sheet until they can finally pay them.
For example, suppose a company purchases $10,000 worth of
goods from a supplier on credit. The company will record the amount in its
accounts payable ledger and pay the supplier later according to an agreed-upon
payment term. That said, payment terms typically range from 30 to 90 days.
Managing their accounts payable ledger well allows
businesses to maintain good relationships with suppliers and vendors and
reminds them to pay on time, avoiding interest charges and late fees.
2. Accounts receivable
Accounts receivable refer to the money a business owes its
customers for goods or services sold but have not paid for. Accounts
receivables are recorded as assets until they receive the payment.
For example, suppose a company sells $20,000 worth of goods
to a customer on credit. The company will record the amount as an asset in its
accounts receivable ledger until the customer pays completes paying the total amount
after a specified term.
These accruals help businesses maintain a healthy cash flow
and potentially avoid bad debts or write-offs.
3. Accrued interest
Accrued interest is the interest accumulated on a financial
asset but not yet paid or received, similar to accounts payable and
Businesses usually calculate this based on the principal
amount, interest rate, and period when they earned the interest. Depending on
the nature of the accrual, they can then record it as either a liability or an
asset. For instance, accrued interest on a loan is a liability;
on an investment, it's an asset.
Accruals for employees
Depending on your country's labor policies and the stated employee benefits from your contract, you're entitled to a certain number of paid leaves. Your employers have already set aside money for the leaves, regardless of whether you file them. As long as you don't use the leaves you've earned and are entitled to, it represents an accrual in your employer's books.
You need to understand different forms of accruals to
prevent you from feeling undervalued or under-compensated.
1. Vacation accruals
Vacation accruals track the amount of paid time off
employees have earned but have not yet used. Each time an employee works, they
earn a certain amount of vacation time that they can use later. For instance, you
can be entitled to one additional day of vacation leave per month you worked
throughout the year.
Understanding how your vacation accruals work can help you

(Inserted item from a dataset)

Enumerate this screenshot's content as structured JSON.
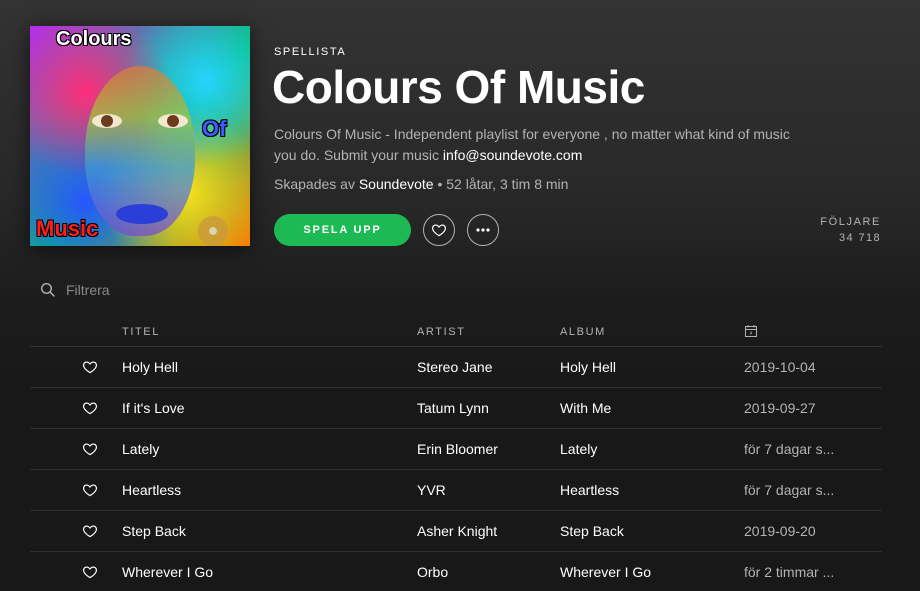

plan your time off accordingly, ensuring you don't spend less or more than you
2. Sick Leave accruals
Sick leave accruals track how much paid time off employees
earn to use when they're sick. It's similar to how vacation accruals work,
where you can become eligible to receive a certain number of sick leaves based
on how long you've worked at the company.
Understanding how sick leave accruals work can help
employees comfortably take much-needed time off when they're sick without
worrying about losing their pay.
3. Bonus accruals
Bonus accruals refer to how much money employees can receive
as a bonus. Employees can receive compensation whenever they reach a specific goal
or perform up to a company standard. For example, if an employee is eligible
for a $1,000 bonus for meeting their sales goals, they might accrue a portion
each month they meet their goals.
Being aware of bonus accruals can guide your work toward achieving a goal and help you understand how your employer can compensate you fairly for your above-average performance.
Employers need to understand accruals because it allows them
to keep an accurate record of their finances. These records are invaluable for
determining the company's financial health. Failure to consider accruals may
lead to overspending on taxes and mismanaging funds, leading to financial
headaches and business challenges.
However, employers aren't the only ones who need to know
about accruals. Employees must also know about them because it affects
employees too. Understanding accruals lets them know how much compensation an
employee can expect to be entitled to, and misunderstanding can lead to the
employee feeling underpaid and undervalued.
Whether you're an employer or an employee, accruals can
confuse those who aren't fluent in accounting and can be overwhelming to start
learning about. However, it's worth the effort to understand its basics and
importance, regardless of your business affiliation.